The UN-backed Special Court said it had provided extensive assistance to Dutch investigators in the case. The court said it did not have evidence to find that Mr. Kouwenhoven was among those bearing “greatest responsibility” for international crimes in Sierra Leone so the court could not indict him. However, the court said enough evidence was found to charge Mr. Kouwenhoven with war crimes and arms trafficking. Mr. Kouwenhoven ran a hotel in Liberia as well as a timber company.

“Charles Taylor called the company that Gus was general manager of his ‘pepper bush.’ In West Africa this basically means something that is very, very important to you and it provided a lot of money for Taylor and for his exploits in Sierra Leone and really kept him alive and in power in the region,” said Alex Yearsley of Global Witness, the London-based private organization that investigates links between resource exploitation and human rights abuses. “

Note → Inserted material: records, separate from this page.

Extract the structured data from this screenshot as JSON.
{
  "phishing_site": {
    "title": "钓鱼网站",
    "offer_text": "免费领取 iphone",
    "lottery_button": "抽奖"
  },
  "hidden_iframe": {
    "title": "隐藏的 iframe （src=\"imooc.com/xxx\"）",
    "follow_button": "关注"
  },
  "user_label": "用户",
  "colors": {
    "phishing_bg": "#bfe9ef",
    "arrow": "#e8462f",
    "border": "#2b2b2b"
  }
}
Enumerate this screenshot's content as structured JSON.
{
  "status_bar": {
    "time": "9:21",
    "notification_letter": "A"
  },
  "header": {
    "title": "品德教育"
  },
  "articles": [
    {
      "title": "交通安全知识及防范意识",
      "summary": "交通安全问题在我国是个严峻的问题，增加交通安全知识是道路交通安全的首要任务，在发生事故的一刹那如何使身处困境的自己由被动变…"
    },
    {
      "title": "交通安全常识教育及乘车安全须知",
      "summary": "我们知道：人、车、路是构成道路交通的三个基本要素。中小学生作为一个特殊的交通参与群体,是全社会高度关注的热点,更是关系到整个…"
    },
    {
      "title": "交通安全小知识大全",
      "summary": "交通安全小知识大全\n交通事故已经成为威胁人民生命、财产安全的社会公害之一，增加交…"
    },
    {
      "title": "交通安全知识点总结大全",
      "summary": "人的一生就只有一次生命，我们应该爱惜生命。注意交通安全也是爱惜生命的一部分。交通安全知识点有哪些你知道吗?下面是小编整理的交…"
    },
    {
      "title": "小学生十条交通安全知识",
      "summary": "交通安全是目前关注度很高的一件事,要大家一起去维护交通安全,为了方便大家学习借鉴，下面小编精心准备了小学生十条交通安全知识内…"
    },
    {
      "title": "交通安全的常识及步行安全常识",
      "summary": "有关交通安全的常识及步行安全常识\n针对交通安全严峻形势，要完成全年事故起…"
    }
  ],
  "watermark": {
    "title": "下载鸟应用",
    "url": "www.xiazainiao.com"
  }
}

It was a huge amount of money, up to nearly about 100 million dollars a year that Taylor was able to take from the timber trade,” said Mr. Yearsley. He told Africa Division reporter Cindy Shiner that Mr. Kouwenhoven sold timber mainly to markets in France and China. Timber sanctions were eventually imposed on Liberia.

Mr. Yearsley said the international community must pay closer attention to issues such as illegal logging. “If law enforcement and intelligence agencies were to begin to really look at some of the economic incentives and drivers behind some of these devastating conflicts then we would really see far less of these operators being able to exist with impunity and to be able to still come into London and Paris and Antwerp and sell their wares,” he said.

“It really must end. We must have the end of impunity for these people that seem to walk around with total freedom.”

Former President Taylor fled Liberia in August 2003 and is living in exile in Nigeria.